Harry Liggett’s granddaughter

continues acting career at V-M

Anna Teresa Liggett
The late BJ Alums found Harry Liggett's granddaughter, Anna Teresa Liggett, continues her acting career. Her latest will be at Princess Belle in the St. Vincent-St. Mary High production of "The Beauty and the Beast" April 10-13. BJ newsroom legend Harry's son, Tom, is Anna's father. 

Anna also did the St. V-St. M summer camp production of "The Mysterious Case of the Missing Ring" and a St. Vincent-St. Mary High School dinner murder mystery play

Erin Catherine, Anna's sister, is another granddaughter. Their parents are Tom and Sue Liggett. Tom is Community Pregnancy Center director of development.

Harry's other son, Bob Liggett, of Copley, performs with area bands.

Tuesday, March 18, 2014

Albrecht matriarch dies

Francia Adelaide Albrecht, born December 4, 1918, passed away peacefully in her sleep after a short illness on March 15, 2014.  She was married to Fred Albrecht, founder of the Acme/Click food markets.

To read her obituary, click on

Saturday, March 15, 2014

Kissing sailor in famous photo dies 

Glenn McDuffie, identified by Houston Police Department forensic artist Lois Gibson as the sailor who kissed a nurse in the famous photo of the celebration of the end of World War II in New York City, died March 9 in Dallas. He was 86.

The photo was taken Aug. 14, 1945, by Life magazine photographer Alfred Eisenstaedt.

McDuffie told the Associated Press that he was changing trains in New York when he was told that Japan had surrendered.

"I was so happy. I ran out in the street," said McDuffie, then 18 and on his way to visit his girlfriend in Brooklyn. "And then I saw that nurse," he said. "She saw me hollering and with a big smile on my face. ... I just went right to her and kissed her. We never spoke a word. Afterward, I just went on the subway across the street and went to Brooklyn." 

There's a 26-foot-tall sculpture of that moment in downtown Sarasota, Florida.
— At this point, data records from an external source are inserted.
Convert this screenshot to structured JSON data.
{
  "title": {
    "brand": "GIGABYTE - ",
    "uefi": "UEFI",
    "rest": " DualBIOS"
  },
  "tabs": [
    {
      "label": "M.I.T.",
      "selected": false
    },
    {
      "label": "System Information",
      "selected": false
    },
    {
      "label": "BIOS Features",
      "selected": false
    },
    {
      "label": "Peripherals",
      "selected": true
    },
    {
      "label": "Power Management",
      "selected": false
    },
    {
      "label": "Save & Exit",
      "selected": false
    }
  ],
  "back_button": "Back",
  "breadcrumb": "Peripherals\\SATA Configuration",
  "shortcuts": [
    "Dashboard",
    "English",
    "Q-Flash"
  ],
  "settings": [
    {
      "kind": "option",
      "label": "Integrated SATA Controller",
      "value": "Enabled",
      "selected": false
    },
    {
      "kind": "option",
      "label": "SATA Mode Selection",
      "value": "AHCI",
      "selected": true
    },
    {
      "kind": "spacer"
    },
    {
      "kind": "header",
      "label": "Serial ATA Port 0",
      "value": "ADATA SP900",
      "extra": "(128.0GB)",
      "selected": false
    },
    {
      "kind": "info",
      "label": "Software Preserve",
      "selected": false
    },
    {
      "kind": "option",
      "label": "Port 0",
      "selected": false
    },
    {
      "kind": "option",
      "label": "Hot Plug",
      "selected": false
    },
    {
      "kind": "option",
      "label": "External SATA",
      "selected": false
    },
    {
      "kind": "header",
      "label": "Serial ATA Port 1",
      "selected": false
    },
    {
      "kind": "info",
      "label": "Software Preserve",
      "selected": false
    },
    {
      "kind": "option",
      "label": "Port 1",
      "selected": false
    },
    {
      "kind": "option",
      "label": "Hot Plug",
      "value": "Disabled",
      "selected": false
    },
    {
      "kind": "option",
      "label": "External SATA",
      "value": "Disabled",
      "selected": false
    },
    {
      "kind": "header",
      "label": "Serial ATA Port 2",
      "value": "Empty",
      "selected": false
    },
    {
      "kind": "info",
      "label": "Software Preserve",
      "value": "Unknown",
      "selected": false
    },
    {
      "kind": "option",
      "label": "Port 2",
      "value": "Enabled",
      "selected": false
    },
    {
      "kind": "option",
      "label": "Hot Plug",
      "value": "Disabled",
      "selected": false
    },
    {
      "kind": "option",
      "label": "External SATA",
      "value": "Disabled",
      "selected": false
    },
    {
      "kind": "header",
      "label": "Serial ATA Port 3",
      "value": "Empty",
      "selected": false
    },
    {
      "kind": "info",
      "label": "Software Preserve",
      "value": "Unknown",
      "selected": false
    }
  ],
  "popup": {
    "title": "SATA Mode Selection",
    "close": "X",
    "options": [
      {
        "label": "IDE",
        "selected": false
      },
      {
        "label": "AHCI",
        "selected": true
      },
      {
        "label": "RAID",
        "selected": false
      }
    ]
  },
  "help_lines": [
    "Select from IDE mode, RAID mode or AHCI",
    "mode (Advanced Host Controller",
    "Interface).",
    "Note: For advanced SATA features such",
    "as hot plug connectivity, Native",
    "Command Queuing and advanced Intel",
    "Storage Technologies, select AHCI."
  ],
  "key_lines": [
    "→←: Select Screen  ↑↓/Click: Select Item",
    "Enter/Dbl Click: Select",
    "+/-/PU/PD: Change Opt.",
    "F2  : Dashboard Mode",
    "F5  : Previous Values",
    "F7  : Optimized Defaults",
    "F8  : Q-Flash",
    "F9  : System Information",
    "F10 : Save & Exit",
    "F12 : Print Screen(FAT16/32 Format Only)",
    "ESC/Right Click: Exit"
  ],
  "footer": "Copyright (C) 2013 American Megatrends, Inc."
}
Paula and I, as have many others, had ourselves photographed in the same pose in front of that copy of the World War II-ending moment.

The "Unconditional Surrender" statue on Sarasota's bayfront on U.S. 41 went up in 2005. World War II veteran Jack Curran put up $500,000 to buy the statue, on the condition that it stay out front of city-owned Marina Jack.

Curran, a former signalman who served in the Pacific and European theaters, says he bought the statue for all the other guys out there like him, who were raised in the Great Depression and served their country in World War II and came home to their sweethearts. 

Gibson is in the 2005 Guinness Book of World Records for helping police identify more suspects than any other forensic artist.

After Gibson identified McDuffie as the sailor kissing the nurse, he began a whirlwind lifestyle of going to air shows, gun shows, fundraisers and parties to tell his story. Women would pay $10 to take a picture kissing him on the cheek.

McDuffie is survived by his daughter and two grandchildren. His funeral will be March 21 at the Dallas-Fort Worth National Cemetery.

To reach the entire article, click on